the 11 kilometers from Kiharo Camp Walking time: 4 to 7 hours from Hunwick's Camp, we begin the day by ascending a ridge towards McConnell's Prong, where you can see all three peaks at their fullest, then Scott Elliott's Pass, before arriving at Oliver's Pass at 4,505 meters. The trail then crosses below Weismann's Peak to the confluence of the Nyamwamba River, which runs down via Kilembe and Kasese to Lake George in Queen Elisabeth National Park. It is 3 kilometers from Hunwick's Camp to the summit of Oliver's Pass.
Weismanns Peak, which rises 4,620 meters above sea level, can be climbed for an additional $20 per person. You get spectacular views of Margherita and Mt. Stanley, Mt. Speke, and Mt. Baker on a clear day. The trail meanders down the valley to Kiharo Camp, which is located in a deep valley with towering cliffs and abundant flora, after crossing the confluence. After each bog, you will climb over a ridge of stones and dirt that appears out of place but was actually forced there by glaciers that moved slowly until stopping, melting, and leaving a pile of boulders and debris in front of where the glacier once stood. This is on the way down the valley after each bog.

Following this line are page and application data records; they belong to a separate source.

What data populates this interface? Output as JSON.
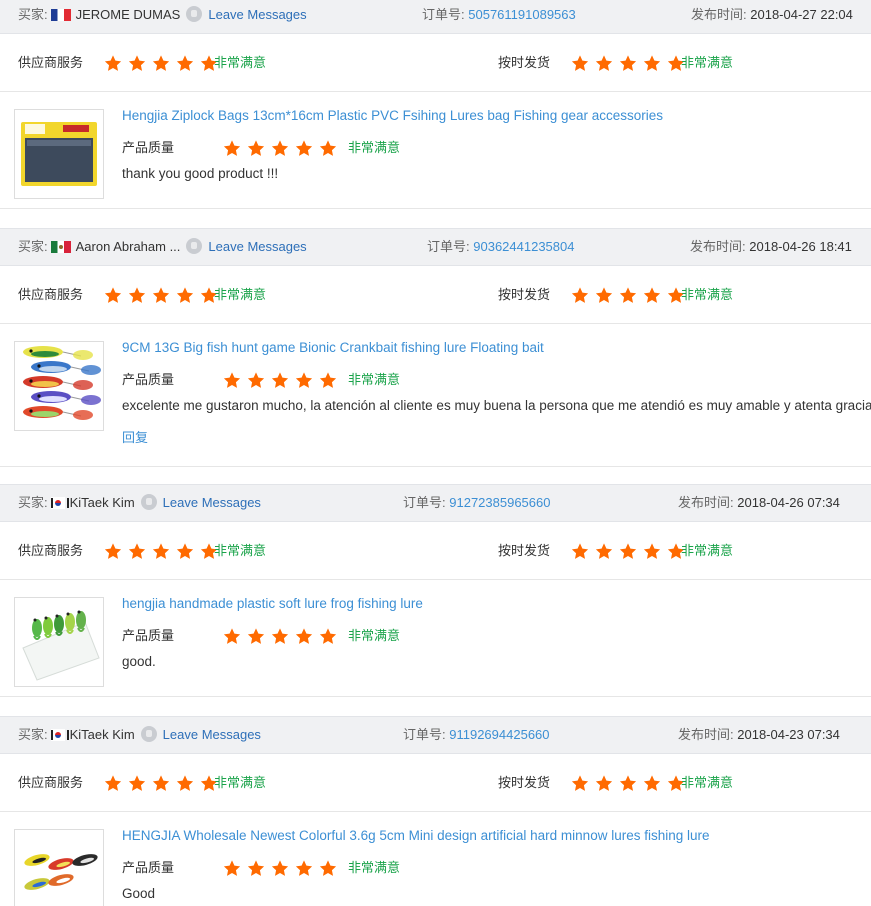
{
  "labels": {
    "buyer": "买家:",
    "leave_messages": "Leave Messages",
    "order_no": "订单号:",
    "published": "发布时间:",
    "supplier_service": "供应商服务",
    "ontime_shipping": "按时发货",
    "product_quality": "产品质量",
    "very_satisfied": "非常满意",
    "reply": "回复"
  },
  "colors": {
    "star": "#ff6a00",
    "link": "#2d6fb8",
    "satisfied": "#1aa34a",
    "header_bg": "#f0f1f3"
  },
  "reviews": [
    {
      "buyer": "JEROME DUMAS",
      "flag": "france-flag",
      "order_no": "505761191089563",
      "time": "2018-04-27 22:04",
      "supplier_stars": 5,
      "shipping_stars": 5,
      "quality_stars": 5,
      "product_title": "Hengjia Ziplock Bags 13cm*16cm Plastic PVC Fsihing Lures bag Fishing gear accessories",
      "comment": "thank you good product !!!",
      "thumb": "ziplock-bag-thumbnail"
    },
    {
      "buyer": "Aaron Abraham ...",
      "flag": "mexico-flag",
      "order_no": "90362441235804",
      "time": "2018-04-26 18:41",
      "supplier_stars": 5,
      "shipping_stars": 5,
      "quality_stars": 5,
      "product_title": "9CM 13G Big fish hunt game Bionic Crankbait fishing lure Floating bait",
      "comment": "excelente me gustaron mucho, la atención al cliente es muy buena la persona que me atendió es muy amable y atenta gracias",
      "has_reply": true,
      "thumb": "crankbait-lures-thumbnail"
    },
    {
      "buyer": "KiTaek Kim",
      "flag": "south-korea-flag",
      "order_no": "91272385965660",
      "time": "2018-04-26 07:34",
      "supplier_stars": 5,
      "shipping_stars": 5,
      "quality_stars": 5,
      "product_title": "hengjia handmade plastic soft lure frog fishing lure",
      "comment": "good.",
      "thumb": "frog-lures-thumbnail"
    },
    {
      "buyer": "KiTaek Kim",
      "flag": "south-korea-flag",
      "order_no": "91192694425660",
      "time": "2018-04-23 07:34",
      "supplier_stars": 5,
      "shipping_stars": 5,
      "quality_stars": 5,
      "product_title": "HENGJIA Wholesale Newest Colorful 3.6g 5cm Mini design artificial hard minnow lures fishing lure",
      "comment": "Good",
      "thumb": "minnow-lures-thumbnail"
    }
  ]
}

The distances between Kiharo Camp and the park gate are 16 km, and the trekkers hostel is another 2.8 km away. The hike takes between 5 and 8 hours, so those who need to catch planes back to Kampala or continue on to other destinations must depart Kiharo early.The trail near the Nyamwamba Valley is downhill, incredibly gorgeous, and features some of the nicest scenery in the Rwenzori Mountains, including deep valleys, woods, moss-covered rocks beside the river, and tumbling waterfalls. It took us six years to find a path through and a route that is simple enough for tourists to use on this section of the trail. The explorer and geologist McConnell attempted to ascend this valley in 1937 but was unsuccessful, forcing him to turn around and look for another path up the mountain. Fortunately, you can now visit this breathtaking valley.

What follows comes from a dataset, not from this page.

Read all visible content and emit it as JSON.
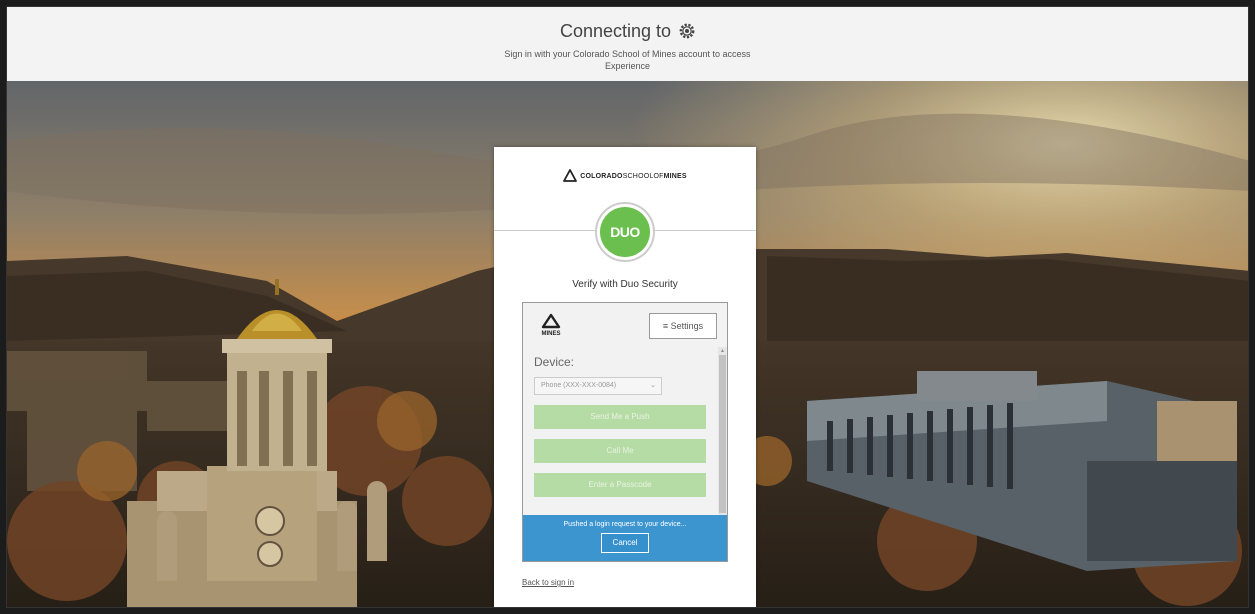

The path branches off to the right and follows the river for a few kilometers after Kiharo Camp. You might see a duiker peacefully feeding as you pass along the river in the places that are clear. In the National Park, this region may have the highest number of Rwenzori red duikers. A few kilometers further down the river, it steepens and is dotted with numerous magnificent waterfalls. We walk up and over a steep ridge after the waterfalls, then descend through the deep forest with breathtaking views of the valley below. Before returning to Base Camp, we make a lunch stop at Forest View Camp. A wonderful experience and a fitting finale to an amazing adventure.